● Data for the task:
--
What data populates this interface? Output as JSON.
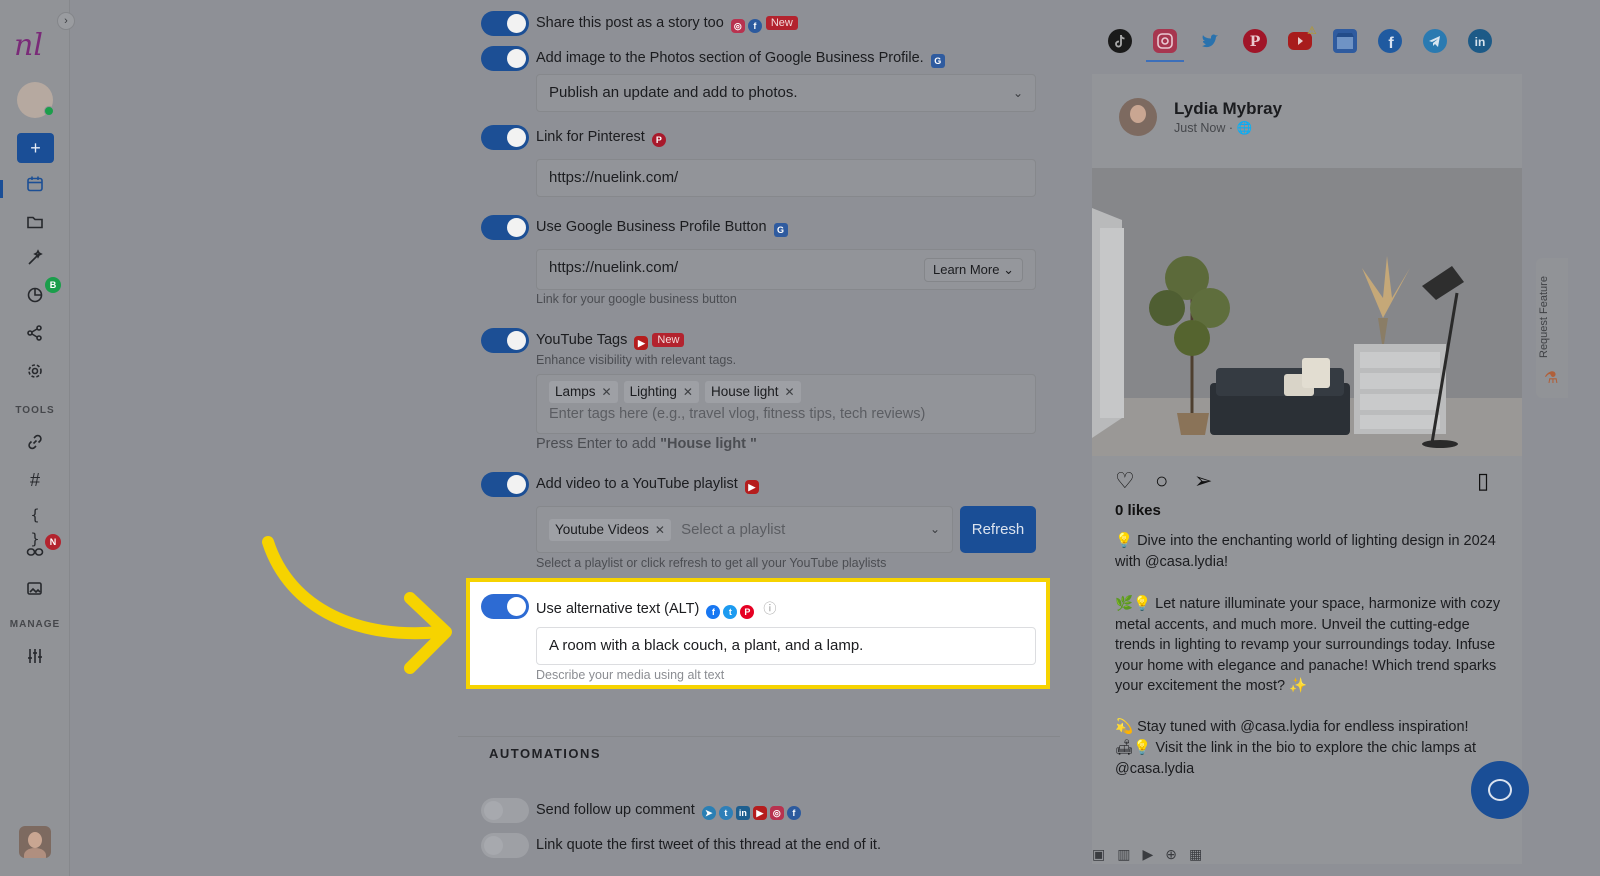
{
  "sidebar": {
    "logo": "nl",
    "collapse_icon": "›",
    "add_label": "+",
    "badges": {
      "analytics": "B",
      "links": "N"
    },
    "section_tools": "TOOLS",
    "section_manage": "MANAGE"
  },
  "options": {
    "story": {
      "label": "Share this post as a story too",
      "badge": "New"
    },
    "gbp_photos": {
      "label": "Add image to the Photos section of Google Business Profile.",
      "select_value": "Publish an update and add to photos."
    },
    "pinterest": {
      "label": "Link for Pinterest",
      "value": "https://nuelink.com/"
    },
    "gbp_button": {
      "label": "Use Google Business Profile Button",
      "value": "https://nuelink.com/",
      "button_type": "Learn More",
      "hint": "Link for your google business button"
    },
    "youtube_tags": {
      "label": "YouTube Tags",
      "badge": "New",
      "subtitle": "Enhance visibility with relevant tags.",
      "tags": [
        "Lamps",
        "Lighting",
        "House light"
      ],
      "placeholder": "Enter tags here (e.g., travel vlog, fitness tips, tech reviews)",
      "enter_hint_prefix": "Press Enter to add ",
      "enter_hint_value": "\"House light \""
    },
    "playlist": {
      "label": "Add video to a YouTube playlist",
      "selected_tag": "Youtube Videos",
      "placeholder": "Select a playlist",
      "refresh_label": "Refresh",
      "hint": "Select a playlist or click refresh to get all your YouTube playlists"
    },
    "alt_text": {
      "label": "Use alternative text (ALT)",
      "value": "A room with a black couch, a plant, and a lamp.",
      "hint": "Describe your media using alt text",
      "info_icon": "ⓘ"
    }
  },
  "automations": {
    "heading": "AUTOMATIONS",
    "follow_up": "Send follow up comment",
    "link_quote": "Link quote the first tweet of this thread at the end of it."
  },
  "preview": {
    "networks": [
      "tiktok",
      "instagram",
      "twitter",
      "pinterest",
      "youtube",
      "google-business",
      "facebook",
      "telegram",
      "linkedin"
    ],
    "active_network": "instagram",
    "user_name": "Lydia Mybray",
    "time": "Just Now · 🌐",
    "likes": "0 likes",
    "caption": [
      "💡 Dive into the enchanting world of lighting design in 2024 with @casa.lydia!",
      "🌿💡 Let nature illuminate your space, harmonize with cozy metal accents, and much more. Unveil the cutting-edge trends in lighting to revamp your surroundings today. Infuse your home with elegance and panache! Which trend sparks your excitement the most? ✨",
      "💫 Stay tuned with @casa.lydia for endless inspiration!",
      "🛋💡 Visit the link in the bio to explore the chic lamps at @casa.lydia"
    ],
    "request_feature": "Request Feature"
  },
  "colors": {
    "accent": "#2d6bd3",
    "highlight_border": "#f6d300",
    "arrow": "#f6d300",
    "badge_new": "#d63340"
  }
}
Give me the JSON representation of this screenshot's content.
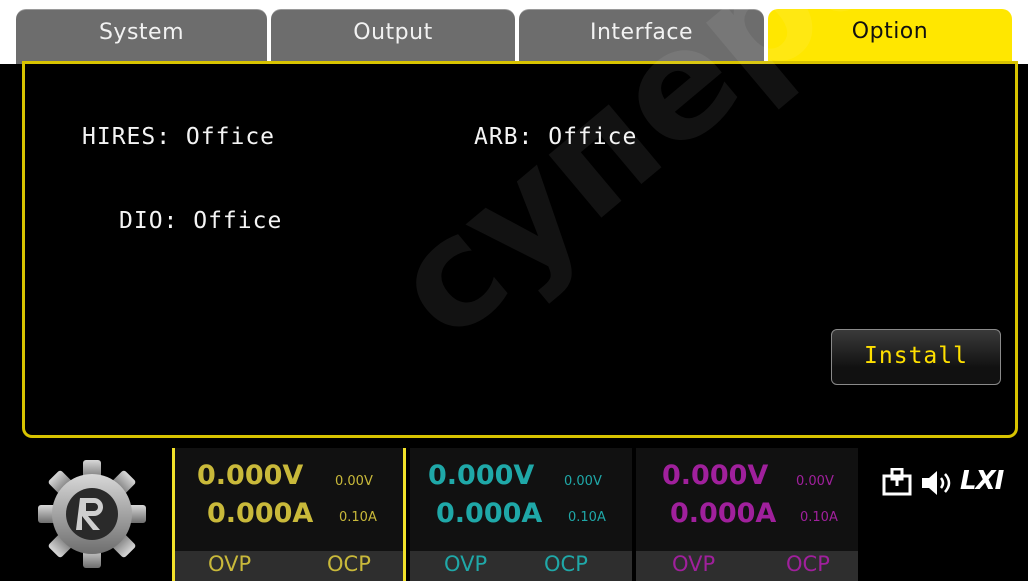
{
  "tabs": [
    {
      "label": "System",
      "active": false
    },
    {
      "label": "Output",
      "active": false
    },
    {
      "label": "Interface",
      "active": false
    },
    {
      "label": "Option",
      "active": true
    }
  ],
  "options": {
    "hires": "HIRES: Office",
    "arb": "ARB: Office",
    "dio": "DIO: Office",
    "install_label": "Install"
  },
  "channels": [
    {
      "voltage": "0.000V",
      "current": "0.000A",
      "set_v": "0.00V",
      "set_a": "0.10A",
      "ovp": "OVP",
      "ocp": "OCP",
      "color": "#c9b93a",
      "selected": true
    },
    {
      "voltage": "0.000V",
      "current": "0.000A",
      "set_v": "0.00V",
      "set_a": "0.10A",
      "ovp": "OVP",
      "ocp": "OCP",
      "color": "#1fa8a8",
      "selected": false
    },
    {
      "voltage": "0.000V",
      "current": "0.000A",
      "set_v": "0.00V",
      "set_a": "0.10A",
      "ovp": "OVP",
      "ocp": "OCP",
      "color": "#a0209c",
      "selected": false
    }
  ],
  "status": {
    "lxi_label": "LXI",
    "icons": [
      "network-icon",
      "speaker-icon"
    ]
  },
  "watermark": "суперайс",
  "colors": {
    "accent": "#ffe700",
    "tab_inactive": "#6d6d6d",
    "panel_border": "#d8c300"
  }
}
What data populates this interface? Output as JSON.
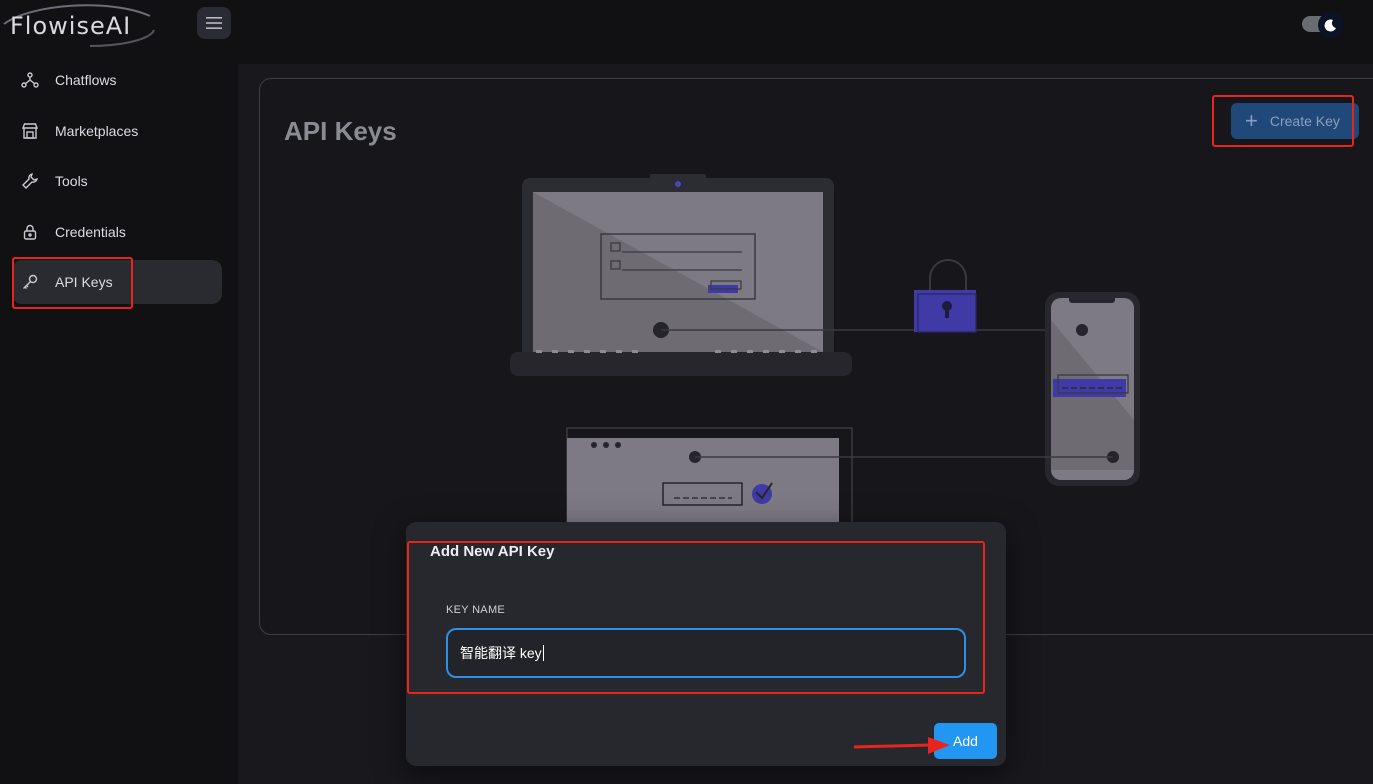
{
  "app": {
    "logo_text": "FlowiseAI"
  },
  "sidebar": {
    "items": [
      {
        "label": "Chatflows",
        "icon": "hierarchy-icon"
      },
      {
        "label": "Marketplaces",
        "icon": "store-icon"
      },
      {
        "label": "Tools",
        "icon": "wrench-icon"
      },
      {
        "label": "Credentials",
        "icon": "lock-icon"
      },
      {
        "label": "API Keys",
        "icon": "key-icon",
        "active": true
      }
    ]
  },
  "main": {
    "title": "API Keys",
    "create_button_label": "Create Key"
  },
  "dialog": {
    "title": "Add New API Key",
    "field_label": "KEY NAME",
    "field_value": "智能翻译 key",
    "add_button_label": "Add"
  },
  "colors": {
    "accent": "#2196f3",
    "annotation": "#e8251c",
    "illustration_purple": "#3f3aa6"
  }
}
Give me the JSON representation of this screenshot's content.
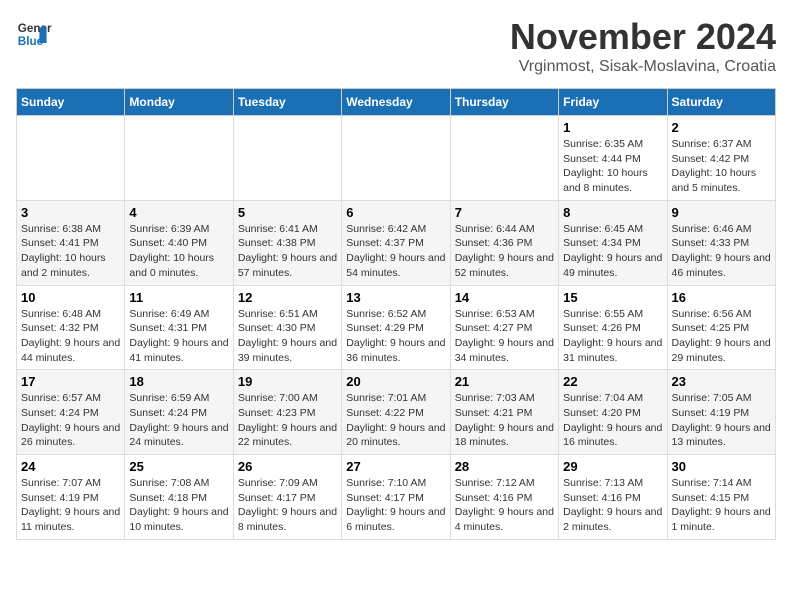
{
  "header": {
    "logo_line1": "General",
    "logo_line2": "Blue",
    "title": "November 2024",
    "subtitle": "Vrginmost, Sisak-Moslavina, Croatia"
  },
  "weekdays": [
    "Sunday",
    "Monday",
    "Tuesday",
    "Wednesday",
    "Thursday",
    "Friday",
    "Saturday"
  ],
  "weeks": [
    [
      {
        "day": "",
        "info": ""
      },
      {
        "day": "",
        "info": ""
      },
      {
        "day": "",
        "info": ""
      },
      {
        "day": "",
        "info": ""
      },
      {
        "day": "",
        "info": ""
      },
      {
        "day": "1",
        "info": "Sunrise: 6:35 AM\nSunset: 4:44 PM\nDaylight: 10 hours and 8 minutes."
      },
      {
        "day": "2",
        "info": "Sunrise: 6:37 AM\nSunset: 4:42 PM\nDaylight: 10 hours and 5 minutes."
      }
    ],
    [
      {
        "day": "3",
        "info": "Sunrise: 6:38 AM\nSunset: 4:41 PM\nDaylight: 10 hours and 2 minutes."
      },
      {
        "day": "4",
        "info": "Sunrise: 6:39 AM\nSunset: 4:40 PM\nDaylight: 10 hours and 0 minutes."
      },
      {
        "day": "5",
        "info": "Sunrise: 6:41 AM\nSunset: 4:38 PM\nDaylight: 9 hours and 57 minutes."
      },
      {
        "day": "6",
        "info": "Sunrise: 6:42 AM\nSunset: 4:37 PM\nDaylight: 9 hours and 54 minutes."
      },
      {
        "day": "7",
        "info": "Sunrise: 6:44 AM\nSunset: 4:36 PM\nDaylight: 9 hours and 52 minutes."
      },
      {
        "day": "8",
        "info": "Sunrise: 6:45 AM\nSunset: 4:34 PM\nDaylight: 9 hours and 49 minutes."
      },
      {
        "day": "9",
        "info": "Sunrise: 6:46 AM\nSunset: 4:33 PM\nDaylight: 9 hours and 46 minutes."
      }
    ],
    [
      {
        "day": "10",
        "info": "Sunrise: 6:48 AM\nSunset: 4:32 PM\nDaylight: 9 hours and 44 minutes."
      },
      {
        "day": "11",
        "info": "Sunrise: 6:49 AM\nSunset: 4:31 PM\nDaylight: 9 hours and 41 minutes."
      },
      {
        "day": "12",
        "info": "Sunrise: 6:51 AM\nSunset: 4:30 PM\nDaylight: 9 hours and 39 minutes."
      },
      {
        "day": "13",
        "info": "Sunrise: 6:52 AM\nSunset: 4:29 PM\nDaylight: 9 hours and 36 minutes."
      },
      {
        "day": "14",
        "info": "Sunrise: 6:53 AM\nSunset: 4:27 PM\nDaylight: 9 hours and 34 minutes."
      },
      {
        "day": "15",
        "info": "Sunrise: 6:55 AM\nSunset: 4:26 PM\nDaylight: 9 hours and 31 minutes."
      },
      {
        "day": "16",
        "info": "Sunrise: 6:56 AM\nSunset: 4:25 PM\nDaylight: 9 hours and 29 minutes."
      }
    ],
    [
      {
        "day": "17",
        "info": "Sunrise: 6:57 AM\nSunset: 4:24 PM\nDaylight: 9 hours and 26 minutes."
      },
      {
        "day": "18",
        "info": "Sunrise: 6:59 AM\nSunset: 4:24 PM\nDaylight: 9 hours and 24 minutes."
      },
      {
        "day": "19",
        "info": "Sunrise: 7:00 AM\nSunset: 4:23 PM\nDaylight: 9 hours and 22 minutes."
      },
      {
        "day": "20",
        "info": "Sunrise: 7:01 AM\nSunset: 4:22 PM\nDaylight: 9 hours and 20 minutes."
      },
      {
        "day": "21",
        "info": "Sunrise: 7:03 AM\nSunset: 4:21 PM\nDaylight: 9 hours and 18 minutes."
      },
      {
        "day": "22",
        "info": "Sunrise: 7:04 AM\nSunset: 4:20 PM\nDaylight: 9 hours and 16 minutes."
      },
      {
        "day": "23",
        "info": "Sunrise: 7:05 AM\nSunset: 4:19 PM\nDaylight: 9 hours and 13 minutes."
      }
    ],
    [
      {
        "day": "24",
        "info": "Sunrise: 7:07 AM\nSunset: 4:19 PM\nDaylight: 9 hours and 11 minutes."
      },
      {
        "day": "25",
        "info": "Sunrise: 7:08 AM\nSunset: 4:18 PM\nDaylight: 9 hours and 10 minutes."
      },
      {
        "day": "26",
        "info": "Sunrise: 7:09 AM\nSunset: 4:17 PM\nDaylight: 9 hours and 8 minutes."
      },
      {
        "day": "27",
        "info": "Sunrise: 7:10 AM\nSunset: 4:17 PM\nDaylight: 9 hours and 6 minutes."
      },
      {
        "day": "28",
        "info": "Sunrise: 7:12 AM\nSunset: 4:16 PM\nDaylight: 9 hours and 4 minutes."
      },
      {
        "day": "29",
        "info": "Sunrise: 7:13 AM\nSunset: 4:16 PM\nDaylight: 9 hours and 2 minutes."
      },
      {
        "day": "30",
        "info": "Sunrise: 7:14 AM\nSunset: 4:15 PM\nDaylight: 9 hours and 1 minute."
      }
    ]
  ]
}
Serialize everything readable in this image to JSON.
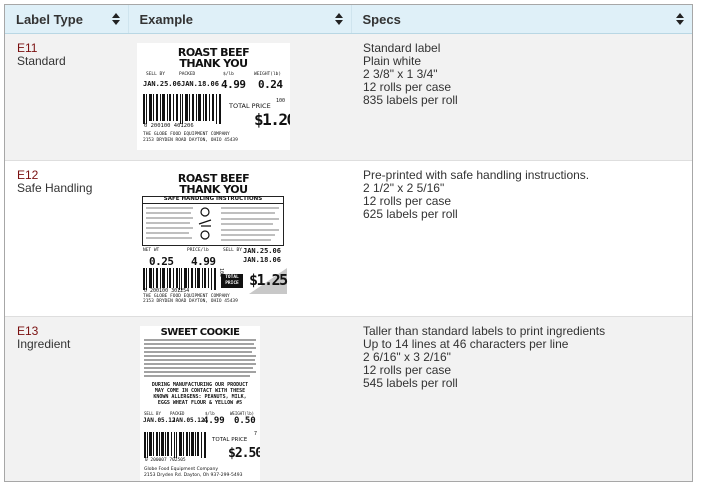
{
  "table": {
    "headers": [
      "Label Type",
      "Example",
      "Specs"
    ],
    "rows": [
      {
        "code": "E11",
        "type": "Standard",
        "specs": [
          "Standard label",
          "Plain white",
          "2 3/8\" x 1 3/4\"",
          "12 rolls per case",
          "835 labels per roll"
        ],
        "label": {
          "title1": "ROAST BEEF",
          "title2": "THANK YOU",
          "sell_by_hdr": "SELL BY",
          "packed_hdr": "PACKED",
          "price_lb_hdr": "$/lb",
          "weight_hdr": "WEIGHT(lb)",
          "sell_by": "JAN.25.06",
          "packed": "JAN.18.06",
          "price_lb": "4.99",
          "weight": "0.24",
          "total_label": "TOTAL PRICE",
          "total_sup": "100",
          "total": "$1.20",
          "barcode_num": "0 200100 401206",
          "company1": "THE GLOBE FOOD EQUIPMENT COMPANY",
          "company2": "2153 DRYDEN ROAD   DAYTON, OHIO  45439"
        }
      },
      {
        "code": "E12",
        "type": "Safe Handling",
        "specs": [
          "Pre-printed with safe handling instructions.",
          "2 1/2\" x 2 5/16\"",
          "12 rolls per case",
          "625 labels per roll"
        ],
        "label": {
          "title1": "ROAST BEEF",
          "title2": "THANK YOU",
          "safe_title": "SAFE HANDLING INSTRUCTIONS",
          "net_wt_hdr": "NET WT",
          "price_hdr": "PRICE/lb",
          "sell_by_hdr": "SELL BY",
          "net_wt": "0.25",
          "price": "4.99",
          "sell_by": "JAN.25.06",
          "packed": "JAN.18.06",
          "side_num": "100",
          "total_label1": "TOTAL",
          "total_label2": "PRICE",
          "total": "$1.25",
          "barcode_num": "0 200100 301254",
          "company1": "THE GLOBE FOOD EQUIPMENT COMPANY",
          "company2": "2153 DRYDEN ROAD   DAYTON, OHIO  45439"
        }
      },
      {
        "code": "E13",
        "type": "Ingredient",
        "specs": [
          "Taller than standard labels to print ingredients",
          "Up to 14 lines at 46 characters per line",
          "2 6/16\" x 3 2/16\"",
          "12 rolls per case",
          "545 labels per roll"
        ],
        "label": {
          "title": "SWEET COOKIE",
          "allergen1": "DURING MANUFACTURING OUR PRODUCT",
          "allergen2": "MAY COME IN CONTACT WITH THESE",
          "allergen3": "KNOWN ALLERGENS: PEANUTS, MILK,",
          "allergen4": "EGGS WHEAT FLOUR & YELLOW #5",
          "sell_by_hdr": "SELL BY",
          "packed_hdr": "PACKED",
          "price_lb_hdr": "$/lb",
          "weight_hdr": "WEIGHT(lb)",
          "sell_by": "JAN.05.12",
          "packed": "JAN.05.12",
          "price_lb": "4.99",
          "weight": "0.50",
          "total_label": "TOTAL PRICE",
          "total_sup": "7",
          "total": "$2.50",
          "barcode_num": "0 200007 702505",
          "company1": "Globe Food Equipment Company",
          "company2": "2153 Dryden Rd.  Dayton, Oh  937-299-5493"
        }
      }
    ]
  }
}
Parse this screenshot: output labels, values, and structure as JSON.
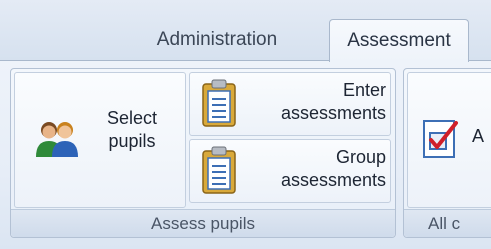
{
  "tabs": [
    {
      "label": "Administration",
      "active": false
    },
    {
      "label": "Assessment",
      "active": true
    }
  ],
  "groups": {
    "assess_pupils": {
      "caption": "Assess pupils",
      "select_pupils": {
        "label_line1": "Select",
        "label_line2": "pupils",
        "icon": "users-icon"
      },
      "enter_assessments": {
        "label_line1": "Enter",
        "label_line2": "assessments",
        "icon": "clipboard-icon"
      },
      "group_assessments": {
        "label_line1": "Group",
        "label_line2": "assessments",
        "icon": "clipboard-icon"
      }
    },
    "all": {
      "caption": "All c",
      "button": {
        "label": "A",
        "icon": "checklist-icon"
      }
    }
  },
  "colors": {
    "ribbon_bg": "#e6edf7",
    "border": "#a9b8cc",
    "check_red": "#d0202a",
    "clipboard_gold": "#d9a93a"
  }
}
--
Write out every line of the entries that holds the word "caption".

● Task response:
    "caption": [
      "caption": "Assess pupils",
      "caption": "All c",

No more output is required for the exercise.